═══ Data section
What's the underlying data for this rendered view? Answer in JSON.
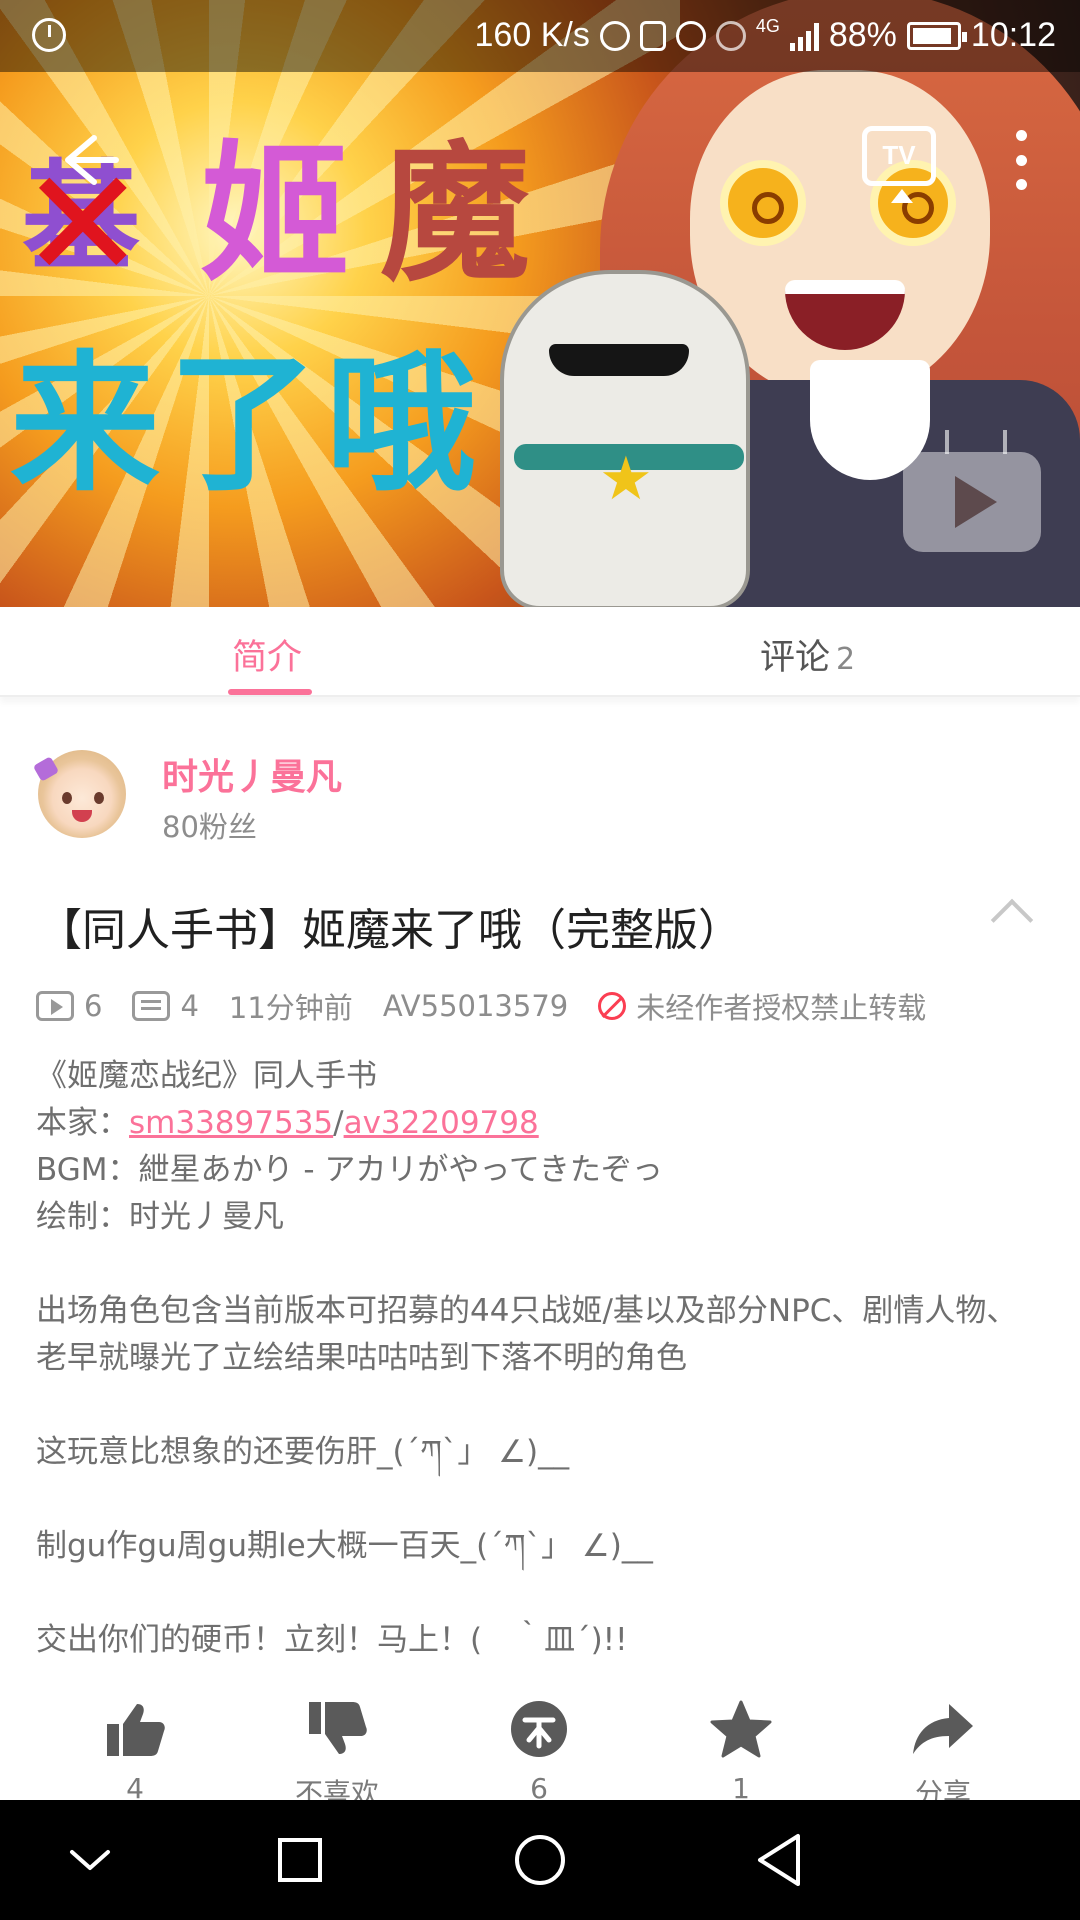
{
  "status_bar": {
    "net_speed": "160 K/s",
    "network_type": "4G",
    "battery": "88%",
    "time": "10:12"
  },
  "player": {
    "tv_label": "TV",
    "cover_text": {
      "struck_char": "基",
      "line1": "姬魔",
      "line2": "来了哦"
    }
  },
  "tabs": [
    {
      "label": "简介",
      "active": true
    },
    {
      "label": "评论",
      "count": "2",
      "active": false
    }
  ],
  "uploader": {
    "name": "时光丿曼凡",
    "fans": "80粉丝"
  },
  "video": {
    "title": "【同人手书】姬魔来了哦（完整版）",
    "plays": "6",
    "danmaku": "4",
    "time_ago": "11分钟前",
    "av_id": "AV55013579",
    "copyright": "未经作者授权禁止转载"
  },
  "description": {
    "line1": "《姬魔恋战纪》同人手书",
    "source_prefix": "本家：",
    "source_link1": "sm33897535",
    "source_sep": "/",
    "source_link2": "av32209798",
    "bgm": "BGM：紲星あかり - アカリがやってきたぞっ",
    "artist": "绘制：时光丿曼凡",
    "para1": "出场角色包含当前版本可招募的44只战姬/基以及部分NPC、剧情人物、老早就曝光了立绘结果咕咕咕到下落不明的角色",
    "para2": "这玩意比想象的还要伤肝_(´ཀ`」 ∠)__",
    "para3": "制gu作gu周gu期le大概一百天_(´ཀ`」 ∠)__",
    "para4": "交出你们的硬币！立刻！马上！(　｀皿´)!!"
  },
  "actions": [
    {
      "icon": "thumbs-up-icon",
      "label": "4"
    },
    {
      "icon": "thumbs-down-icon",
      "label": "不喜欢"
    },
    {
      "icon": "coin-icon",
      "label": "6"
    },
    {
      "icon": "star-icon",
      "label": "1"
    },
    {
      "icon": "share-icon",
      "label": "分享"
    }
  ],
  "colors": {
    "accent": "#fb7299",
    "warning": "#fb3e52"
  }
}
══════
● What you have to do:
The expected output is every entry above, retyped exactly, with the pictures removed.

● Answer to this exercise:
What's the underlying data for this rendered view? Answer in JSON.
{
  "status_bar": {
    "net_speed": "160 K/s",
    "network_type": "4G",
    "battery": "88%",
    "time": "10:12"
  },
  "player": {
    "tv_label": "TV",
    "cover_text": {
      "struck_char": "基",
      "line1": "姬魔",
      "line2": "来了哦"
    }
  },
  "tabs": [
    {
      "label": "简介",
      "active": true
    },
    {
      "label": "评论",
      "count": "2",
      "active": false
    }
  ],
  "uploader": {
    "name": "时光丿曼凡",
    "fans": "80粉丝"
  },
  "video": {
    "title": "【同人手书】姬魔来了哦（完整版）",
    "plays": "6",
    "danmaku": "4",
    "time_ago": "11分钟前",
    "av_id": "AV55013579",
    "copyright": "未经作者授权禁止转载"
  },
  "description": {
    "line1": "《姬魔恋战纪》同人手书",
    "source_prefix": "本家：",
    "source_link1": "sm33897535",
    "source_sep": "/",
    "source_link2": "av32209798",
    "bgm": "BGM：紲星あかり - アカリがやってきたぞっ",
    "artist": "绘制：时光丿曼凡",
    "para1": "出场角色包含当前版本可招募的44只战姬/基以及部分NPC、剧情人物、老早就曝光了立绘结果咕咕咕到下落不明的角色",
    "para2": "这玩意比想象的还要伤肝_(´ཀ`」 ∠)__",
    "para3": "制gu作gu周gu期le大概一百天_(´ཀ`」 ∠)__",
    "para4": "交出你们的硬币！立刻！马上！(　｀皿´)!!"
  },
  "actions": [
    {
      "icon": "thumbs-up-icon",
      "label": "4"
    },
    {
      "icon": "thumbs-down-icon",
      "label": "不喜欢"
    },
    {
      "icon": "coin-icon",
      "label": "6"
    },
    {
      "icon": "star-icon",
      "label": "1"
    },
    {
      "icon": "share-icon",
      "label": "分享"
    }
  ],
  "colors": {
    "accent": "#fb7299",
    "warning": "#fb3e52"
  }
}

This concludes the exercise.